The Baily's beads effect, or Diamond ring effect, is a feature of total and annular solar eclipses. As the moon goes by the Sun during a solar eclipse, the lunar limb topography allows beads of sunlight to shine through in some places, and not in others. The effect is caused due to the rugged lunar surface. The diamond ring effect is seen when only one bead is left, a shining diamond set in a bright ring around the lunar silhouette.
Lunar topography has considerable relief because of the presence of mountains, craters, valleys and other topographical features. It is not safe to view Baily's beads or the diamond ring effect without proper eye protection because in both cases the photosphere is still visible.
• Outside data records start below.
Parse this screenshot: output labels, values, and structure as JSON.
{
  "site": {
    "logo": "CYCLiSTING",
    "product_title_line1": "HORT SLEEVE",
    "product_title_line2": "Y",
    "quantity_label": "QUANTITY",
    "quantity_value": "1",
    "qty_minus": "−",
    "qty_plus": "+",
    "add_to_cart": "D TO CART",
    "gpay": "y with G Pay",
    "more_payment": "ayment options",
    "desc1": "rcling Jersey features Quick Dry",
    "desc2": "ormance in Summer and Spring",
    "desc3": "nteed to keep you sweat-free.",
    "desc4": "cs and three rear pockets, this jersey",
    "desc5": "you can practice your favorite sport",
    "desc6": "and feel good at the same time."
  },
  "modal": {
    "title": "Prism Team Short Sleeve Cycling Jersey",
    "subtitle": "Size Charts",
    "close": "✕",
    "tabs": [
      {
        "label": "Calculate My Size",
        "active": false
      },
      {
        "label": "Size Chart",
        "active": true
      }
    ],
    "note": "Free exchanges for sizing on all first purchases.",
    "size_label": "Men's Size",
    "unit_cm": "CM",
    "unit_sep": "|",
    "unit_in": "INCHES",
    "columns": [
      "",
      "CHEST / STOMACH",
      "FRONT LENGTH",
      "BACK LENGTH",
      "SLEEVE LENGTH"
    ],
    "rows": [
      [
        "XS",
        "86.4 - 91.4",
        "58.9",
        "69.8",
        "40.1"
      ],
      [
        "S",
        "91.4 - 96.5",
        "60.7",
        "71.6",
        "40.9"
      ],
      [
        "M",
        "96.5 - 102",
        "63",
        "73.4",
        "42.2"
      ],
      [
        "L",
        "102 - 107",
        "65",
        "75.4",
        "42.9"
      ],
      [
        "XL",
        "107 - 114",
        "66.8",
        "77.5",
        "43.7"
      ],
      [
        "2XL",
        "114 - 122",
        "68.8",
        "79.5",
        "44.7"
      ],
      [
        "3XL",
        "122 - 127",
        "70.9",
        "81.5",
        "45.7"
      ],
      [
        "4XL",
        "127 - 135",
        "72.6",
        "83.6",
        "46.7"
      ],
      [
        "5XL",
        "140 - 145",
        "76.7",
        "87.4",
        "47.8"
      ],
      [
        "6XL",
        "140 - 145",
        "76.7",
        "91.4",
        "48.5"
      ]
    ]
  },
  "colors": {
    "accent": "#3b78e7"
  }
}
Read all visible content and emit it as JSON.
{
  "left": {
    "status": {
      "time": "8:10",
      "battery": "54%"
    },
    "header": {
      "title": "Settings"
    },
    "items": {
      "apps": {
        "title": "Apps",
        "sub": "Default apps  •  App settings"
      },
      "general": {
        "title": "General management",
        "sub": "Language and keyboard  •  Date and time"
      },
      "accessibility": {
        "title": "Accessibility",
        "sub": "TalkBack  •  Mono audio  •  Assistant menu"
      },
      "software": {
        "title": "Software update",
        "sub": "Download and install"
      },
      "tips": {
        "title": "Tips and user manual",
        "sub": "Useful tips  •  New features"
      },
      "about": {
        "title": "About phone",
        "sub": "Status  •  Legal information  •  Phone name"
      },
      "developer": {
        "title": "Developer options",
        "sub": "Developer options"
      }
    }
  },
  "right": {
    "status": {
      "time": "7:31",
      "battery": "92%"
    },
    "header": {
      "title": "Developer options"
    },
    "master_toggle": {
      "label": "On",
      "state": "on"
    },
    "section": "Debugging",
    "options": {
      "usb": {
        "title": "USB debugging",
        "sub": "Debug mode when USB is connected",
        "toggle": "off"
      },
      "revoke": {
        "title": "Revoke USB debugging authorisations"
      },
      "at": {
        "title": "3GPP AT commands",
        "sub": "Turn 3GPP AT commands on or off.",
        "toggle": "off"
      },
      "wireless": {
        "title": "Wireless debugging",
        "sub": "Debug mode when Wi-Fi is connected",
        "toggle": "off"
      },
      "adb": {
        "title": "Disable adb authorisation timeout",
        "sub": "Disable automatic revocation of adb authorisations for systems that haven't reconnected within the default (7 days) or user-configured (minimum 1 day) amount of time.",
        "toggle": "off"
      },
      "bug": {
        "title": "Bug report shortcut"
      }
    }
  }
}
In the path of totality at a solar eclipse can see first a gradual covering of the Sun by the lunar silhouette for over an hour, and then a set of Baily’s beads. As the Baily’s beads disappear behind the advancing lunar edge a thin reddish edge, called the chromosphere appears. Though the reddish hydrogen radiation is most visible to the unaided eye, the chromosphere also radiates thousands of additional spectral lines.